| || |The Berean Expositor Volume 49 - Page 21 of 179 Index | Zoom | |
other apostles that the epistle embodying the council's decisions was sent to the churches
in Antioch, Syria and Cilicia and this, incidentally, is the first epistle of the N.T.
There are certain linguistic resemblances between James' speech and the epistle of
James which have been noted by Bible scholars and this helps to confirm his authorship,
but it must be said that such similarities can be found in other epistles. There is no doubt
that James, the Lord's brother, has the strongest claims for the authorship of the epistle
we are about to study and there is certainly nothing in the N.T. that directly militates
There have been other theories by scholars, but we do not think it profitable to
consider them. Those who desire to do so can consult Dr. Donald Guthrie's New
Testament Introduction. Some have mentioned that it was unlikely that a simple Galilean
could write such good Greek, but no less an authority as Dr. A. T. Robertson writes, "the
incongruity of such a small piece of Greek as the epistle of James being written by a
Palestinian Jew like James vanishes when we consider the bilingual character of the
people of Palestine" (A Grammar of the Greek New Testament, p.123).
If the authorship of James, the Lord's brother, is accepted, the date of writing could be
any time just before (between) 50 to 60A.D. According to Josephus and Eusebius James
was martyred in 62 or 68A.D. If written in the early part of this period then (with the
exception of the letter from the Jerusalem conference) it was the first of the N.T. epistles.

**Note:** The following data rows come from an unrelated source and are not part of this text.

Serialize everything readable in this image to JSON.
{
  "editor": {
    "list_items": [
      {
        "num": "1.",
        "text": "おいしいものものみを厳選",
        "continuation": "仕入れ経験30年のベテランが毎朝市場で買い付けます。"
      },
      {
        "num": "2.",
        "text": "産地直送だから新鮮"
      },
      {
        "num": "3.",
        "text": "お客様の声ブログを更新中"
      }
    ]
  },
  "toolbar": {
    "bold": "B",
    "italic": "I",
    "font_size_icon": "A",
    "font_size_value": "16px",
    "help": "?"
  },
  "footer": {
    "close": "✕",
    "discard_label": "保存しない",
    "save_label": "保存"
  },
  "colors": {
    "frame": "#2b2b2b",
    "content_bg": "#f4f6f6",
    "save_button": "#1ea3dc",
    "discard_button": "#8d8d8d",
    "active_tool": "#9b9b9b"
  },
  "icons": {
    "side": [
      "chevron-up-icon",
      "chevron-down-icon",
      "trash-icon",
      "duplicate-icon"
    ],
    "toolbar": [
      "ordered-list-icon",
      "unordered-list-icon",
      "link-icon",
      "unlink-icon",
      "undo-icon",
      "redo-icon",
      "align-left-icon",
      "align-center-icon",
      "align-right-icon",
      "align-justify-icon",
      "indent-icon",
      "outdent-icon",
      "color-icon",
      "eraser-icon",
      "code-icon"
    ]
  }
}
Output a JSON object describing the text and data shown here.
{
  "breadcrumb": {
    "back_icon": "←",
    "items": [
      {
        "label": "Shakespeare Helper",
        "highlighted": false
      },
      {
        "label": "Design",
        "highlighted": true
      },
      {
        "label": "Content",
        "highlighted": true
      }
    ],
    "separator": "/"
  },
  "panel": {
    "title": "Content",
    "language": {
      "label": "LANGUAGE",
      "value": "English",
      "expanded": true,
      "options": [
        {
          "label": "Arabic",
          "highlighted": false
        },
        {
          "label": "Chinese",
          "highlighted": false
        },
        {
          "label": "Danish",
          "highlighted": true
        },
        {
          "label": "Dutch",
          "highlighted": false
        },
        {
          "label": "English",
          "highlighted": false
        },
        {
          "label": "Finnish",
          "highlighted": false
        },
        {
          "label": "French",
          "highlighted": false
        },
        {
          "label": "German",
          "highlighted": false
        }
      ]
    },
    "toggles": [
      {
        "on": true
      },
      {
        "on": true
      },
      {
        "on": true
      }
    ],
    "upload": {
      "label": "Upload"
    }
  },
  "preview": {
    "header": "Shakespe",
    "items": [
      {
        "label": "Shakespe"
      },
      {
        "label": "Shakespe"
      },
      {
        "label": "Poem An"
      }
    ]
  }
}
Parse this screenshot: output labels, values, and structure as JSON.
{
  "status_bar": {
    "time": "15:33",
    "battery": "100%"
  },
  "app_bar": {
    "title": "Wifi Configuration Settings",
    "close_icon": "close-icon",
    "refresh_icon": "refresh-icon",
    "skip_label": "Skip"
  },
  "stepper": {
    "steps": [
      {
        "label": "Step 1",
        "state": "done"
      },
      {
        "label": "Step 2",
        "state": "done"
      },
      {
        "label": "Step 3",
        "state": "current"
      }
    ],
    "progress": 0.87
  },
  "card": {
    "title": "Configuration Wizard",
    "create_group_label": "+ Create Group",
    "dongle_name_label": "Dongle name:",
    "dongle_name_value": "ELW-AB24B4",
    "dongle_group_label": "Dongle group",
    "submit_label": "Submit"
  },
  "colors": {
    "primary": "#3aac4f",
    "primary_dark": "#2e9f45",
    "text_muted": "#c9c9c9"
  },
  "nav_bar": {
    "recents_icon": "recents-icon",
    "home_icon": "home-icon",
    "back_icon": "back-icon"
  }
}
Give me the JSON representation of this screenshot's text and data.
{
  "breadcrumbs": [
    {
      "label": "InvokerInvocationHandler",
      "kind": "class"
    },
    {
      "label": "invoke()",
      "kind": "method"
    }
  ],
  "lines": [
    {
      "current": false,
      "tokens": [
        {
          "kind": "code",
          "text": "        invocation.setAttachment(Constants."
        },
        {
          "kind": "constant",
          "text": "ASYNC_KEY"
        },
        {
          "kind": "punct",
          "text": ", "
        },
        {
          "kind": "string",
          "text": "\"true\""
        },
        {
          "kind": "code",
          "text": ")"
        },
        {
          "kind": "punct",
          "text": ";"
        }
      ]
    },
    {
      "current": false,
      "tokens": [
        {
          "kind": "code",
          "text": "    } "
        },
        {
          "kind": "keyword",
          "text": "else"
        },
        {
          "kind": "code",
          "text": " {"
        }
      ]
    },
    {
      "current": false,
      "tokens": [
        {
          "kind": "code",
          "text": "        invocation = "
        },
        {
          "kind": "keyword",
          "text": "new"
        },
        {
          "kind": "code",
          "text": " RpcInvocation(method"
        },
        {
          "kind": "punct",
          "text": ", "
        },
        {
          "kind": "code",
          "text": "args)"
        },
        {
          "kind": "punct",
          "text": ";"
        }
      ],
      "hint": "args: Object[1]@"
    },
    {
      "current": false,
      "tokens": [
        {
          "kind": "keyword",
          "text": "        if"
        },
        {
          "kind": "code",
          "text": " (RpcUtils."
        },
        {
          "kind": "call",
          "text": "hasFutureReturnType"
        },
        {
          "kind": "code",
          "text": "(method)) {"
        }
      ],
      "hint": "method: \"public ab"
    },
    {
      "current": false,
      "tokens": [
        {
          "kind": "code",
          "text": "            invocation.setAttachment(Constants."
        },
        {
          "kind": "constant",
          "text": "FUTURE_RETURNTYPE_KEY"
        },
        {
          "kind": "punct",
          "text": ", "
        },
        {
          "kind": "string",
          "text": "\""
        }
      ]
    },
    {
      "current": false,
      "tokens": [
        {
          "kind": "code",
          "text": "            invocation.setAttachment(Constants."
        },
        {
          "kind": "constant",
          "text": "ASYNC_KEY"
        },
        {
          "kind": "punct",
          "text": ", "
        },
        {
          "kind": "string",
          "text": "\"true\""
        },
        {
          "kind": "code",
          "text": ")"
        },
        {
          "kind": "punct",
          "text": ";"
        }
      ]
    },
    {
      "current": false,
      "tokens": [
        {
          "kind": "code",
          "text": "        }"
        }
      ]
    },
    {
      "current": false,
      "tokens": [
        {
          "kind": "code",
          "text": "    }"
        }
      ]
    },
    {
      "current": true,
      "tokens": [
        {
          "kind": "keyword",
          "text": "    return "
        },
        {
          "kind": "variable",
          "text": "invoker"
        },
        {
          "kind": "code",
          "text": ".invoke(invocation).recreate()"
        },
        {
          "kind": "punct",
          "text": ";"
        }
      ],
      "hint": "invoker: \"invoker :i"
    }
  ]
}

There is no mention of the fall of Jerusalem in 70A.D. and the social conditions described
in chapter 5: concerning rich land owners did not apply after the destruction of the city.
The meeting place of the church is called a `synagogue' (2: 2 R.V.) and the stress upon
the imminent coming (parousia) of the Lord, a feature of all the epistles written during
the Acts period, and the general Israelitish character of the epistle strongly suggests an